[Dataset rows describing interfaces]
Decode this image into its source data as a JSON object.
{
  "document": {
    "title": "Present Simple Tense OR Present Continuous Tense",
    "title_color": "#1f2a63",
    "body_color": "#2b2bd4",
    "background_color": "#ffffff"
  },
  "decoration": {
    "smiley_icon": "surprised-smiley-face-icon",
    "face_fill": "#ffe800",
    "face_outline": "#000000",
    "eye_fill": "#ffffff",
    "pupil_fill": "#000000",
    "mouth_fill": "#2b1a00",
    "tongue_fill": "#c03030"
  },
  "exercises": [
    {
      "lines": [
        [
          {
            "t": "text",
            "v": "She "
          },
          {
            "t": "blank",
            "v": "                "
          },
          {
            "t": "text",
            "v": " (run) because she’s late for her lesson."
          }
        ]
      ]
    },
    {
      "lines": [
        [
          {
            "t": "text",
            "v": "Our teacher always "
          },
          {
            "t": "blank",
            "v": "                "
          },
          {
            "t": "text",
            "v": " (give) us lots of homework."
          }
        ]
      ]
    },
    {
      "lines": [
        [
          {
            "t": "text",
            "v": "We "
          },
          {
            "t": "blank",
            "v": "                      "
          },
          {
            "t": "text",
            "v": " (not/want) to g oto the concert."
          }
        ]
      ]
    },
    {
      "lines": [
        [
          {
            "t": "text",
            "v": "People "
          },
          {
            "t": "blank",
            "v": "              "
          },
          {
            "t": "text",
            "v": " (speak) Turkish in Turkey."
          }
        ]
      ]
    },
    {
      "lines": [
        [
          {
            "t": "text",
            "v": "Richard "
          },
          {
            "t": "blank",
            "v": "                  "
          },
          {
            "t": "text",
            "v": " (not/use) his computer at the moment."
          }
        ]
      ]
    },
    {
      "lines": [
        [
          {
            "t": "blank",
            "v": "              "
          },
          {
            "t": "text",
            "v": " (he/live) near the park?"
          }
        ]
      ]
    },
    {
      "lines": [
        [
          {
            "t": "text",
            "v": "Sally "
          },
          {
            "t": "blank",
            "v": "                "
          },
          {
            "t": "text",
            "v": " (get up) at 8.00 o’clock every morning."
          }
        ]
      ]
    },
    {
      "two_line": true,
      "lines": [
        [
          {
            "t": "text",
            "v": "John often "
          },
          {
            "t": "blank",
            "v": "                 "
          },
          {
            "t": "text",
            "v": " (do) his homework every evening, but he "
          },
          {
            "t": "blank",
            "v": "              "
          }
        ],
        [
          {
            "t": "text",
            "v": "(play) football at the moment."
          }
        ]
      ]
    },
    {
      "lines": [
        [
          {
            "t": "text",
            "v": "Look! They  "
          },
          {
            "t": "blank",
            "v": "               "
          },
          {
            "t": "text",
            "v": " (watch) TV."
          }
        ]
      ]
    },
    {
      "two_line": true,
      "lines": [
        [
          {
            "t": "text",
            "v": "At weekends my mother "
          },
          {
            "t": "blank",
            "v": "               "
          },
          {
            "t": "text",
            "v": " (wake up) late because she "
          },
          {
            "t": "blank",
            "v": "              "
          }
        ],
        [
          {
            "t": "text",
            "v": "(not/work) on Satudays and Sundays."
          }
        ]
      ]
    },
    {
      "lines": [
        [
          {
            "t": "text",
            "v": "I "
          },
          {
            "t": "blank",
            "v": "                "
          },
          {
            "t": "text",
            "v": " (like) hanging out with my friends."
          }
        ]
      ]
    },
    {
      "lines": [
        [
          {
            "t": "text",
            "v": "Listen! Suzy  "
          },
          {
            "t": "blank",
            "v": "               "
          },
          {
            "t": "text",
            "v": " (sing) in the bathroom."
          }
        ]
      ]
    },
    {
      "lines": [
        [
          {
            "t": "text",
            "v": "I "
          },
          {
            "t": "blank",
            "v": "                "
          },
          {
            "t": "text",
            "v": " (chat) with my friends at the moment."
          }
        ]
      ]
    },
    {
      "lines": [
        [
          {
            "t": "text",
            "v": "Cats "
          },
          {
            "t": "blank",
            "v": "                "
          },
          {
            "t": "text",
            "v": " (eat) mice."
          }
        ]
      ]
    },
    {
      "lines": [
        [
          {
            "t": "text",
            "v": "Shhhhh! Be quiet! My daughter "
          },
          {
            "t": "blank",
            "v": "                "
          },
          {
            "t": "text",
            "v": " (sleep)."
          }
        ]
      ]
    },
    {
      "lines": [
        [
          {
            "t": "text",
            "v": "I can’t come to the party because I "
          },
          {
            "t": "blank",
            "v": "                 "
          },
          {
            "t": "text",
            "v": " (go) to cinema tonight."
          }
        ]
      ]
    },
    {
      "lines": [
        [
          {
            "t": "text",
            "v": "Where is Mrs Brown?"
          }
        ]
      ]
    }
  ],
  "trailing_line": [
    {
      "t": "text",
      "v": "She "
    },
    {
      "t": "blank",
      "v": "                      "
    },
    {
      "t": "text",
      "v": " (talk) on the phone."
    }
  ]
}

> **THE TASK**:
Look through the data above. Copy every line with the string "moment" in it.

> **EXERCISE OUTPUT**:
            "v": " (not/use) his computer at the moment."
            "v": "(play) football at the moment."
            "v": " (chat) with my friends at the moment."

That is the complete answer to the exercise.